MELBOURNE – There had been dozens of tests for Dominic Thiem all evening inside Rod Laver Arena as he tried to win this grueling quarterfinal versus Rafael Nadal. He had led two sets to love and been taken into a fourth. He had served for the match and lost that game, rather poorly at that. He had held two match points in the tiebreaker and lost them both, the first on a sloppy miss, the second on a successful Nadal challenge.
Now came another test that was going to either swiftly end the exam or extend it into root canal-like agony. It was five minutes short of midnight. Nadal served at 6-all in the tiebreaker. Who dared believe Nadal wasn’t going to bring on the fifth? Jumping promptly on Thiem’s short return, in charged Nadal, lacing his forehand crosscourt, sprinting to the net.
Thiem rocketed a crosscourt backhand passing shot. He’d earned his third match point. Nadal, likely stunned, on the next point did something he rarely does, lining a forehand into the net. In four hours and ten minutes, Thiem had won 7-6 (3), 7-6 (4), 4-6, 7-6 (6). “He's playing great,” said Nadal. “He's playing with a lot of energy, aggressive, determination. So well done for him.”
For the first time in his career, Thiem had reached the semis of a major not played on clay. It had also been his first win over Nadal on a hard court. “I'm really proud of how I stayed in the match after a very tough situation when I served for it, 5-4 in the fourth set,” said Thiem. “I really threw away that game with pretty stupid mistakes.
Roger Federer has beaten Nadal with variety. Novak Djokovic has beaten him with consistency. But few have ever beaten Nadal with as much raw physicality as Thiem displayed this evening. This is what the matchup called for. Come up against Federer and you become witness to a clinical dissection. Arrive at Djokovic’s office and get clinically smothered. Enter the arena versus Nadal and you must simply compete, raw, dirty and sweaty. “If you want to have a chance against him, one of the all-time greats, everything needs to work in your game,” said Thiem.

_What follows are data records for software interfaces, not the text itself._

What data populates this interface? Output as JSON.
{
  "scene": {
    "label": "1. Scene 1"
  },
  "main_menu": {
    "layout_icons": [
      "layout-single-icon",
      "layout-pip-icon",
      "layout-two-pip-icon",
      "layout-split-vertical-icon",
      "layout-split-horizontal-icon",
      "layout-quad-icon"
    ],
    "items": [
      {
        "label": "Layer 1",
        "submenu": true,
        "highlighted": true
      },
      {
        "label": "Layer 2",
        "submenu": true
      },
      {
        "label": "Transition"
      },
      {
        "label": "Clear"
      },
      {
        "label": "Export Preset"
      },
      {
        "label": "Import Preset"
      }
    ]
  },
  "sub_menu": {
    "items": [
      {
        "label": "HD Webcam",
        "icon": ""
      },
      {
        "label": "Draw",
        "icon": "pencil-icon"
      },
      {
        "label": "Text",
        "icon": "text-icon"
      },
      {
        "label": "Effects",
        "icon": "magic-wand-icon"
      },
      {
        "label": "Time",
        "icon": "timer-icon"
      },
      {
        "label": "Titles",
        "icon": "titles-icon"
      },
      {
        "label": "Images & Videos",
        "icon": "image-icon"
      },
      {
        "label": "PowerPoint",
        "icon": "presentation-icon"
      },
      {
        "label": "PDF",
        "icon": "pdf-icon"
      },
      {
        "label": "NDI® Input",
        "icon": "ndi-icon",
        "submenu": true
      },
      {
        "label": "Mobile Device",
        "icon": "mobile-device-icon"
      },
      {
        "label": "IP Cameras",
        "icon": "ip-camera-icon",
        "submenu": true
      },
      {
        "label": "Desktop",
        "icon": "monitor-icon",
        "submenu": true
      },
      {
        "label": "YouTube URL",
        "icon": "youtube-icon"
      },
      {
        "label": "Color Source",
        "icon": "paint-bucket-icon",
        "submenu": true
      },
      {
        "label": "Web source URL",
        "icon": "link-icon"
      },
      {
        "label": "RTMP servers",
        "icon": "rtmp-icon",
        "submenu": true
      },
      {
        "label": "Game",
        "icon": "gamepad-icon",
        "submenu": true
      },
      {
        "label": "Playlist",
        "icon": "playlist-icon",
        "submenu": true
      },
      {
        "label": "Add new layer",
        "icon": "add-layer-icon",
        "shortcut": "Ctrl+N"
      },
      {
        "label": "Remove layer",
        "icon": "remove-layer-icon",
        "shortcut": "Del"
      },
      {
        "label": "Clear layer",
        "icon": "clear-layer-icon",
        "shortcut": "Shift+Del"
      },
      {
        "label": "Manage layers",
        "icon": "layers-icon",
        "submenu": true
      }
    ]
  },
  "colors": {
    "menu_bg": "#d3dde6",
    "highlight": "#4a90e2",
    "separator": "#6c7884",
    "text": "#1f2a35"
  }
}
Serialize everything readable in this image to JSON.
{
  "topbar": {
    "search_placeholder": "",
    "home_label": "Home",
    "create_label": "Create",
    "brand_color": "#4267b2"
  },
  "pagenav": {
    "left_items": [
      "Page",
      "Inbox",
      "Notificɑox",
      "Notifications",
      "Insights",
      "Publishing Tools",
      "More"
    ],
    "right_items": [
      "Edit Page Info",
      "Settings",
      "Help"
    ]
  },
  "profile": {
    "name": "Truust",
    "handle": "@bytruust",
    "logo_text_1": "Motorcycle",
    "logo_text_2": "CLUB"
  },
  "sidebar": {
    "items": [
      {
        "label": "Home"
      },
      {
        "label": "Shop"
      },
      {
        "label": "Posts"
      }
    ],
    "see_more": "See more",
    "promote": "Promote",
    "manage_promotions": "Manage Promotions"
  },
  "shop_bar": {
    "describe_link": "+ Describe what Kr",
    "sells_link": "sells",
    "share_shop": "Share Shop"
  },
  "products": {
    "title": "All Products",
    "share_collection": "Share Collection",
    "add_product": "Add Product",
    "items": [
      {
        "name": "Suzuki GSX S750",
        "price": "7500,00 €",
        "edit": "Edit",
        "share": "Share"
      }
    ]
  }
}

But Thiem too has so much of what Nadal has brought to the tennis—fitness, movement to all corners, lashing strokes, squeezed, dried and packaged into one lean and mean contender. “I think we like each other in terms of character,” said Nadal. “I like his attitude. Probably he likes mine, too.”
Rare for anyone versus Nadal, Thiem had won the first two sets from challenging positions. Serving at 3-4 in the first, he was broken at love, Nadal seizing the break with a backhand topspin lob that kissed the baseline. Nadal served at 30-30 and cracked an ace wide to the Thiem forehand to earn a set point.
But Thiem countered strongly, his effort this evening sparked not just by his cult-inspiring backhand (12 winners), but also by a profoundly severe, heavy forehand that repeatedly found the lines (26 winners). Granted a reprieve, Thiem bounced forward, Nadal sagged just slightly and soon it was the Austrian who tore his way through the tiebreaker, 7-3.
A similar pattern took place in the second set. Nadal served at 4-3 and in that game witnessed two Thiem forehand winners. More demoralizing, Nadal became the participant at 15-40 when he surrendered his break with a double-fault. Thiem served in the tiebreaker and again proved more assertive, in many rallies setting himself up on or inside the baseline while pinning Nadal far behind it. At 4-5, Nadal hit a poor drop shot, giving Thiem the chance to crack a winner and reach set point. Thiem cashed it in, aided by a return of his own that just dribbled over the net and left Nadal a sitting duck for a blistering forehand passing shot. It had taken two hours and 16 minutes to play the first two sets.
Crowd sentiment was split. Early on, a cry came from the north end. “Let’s go, Rafa, let’s go.” Immediately came one from the south end. “Let’s go, Dominic, let’s go.” Ten minutes later, another. “Come on, boys.” These two indeed are precisely the kind of sportsmen Australians cherish: fit, focused, well-behaved – and willing to leave blood on the court.
Thiem next plays Alexander Zverev, a man he has beaten six times in eight matches. “We have no secrets from each other, said Thiem. “We played so many times, also on very special occasions already . . . .It's a nice rivalry we have.”
“I honestly didn't play a bad match,” said Nadal. “My attitude was great, I think, during the whole match. Good, positive, fighting spirit all the time, giving me more chances.” Tonight though, Thiem made the best of those that came his way.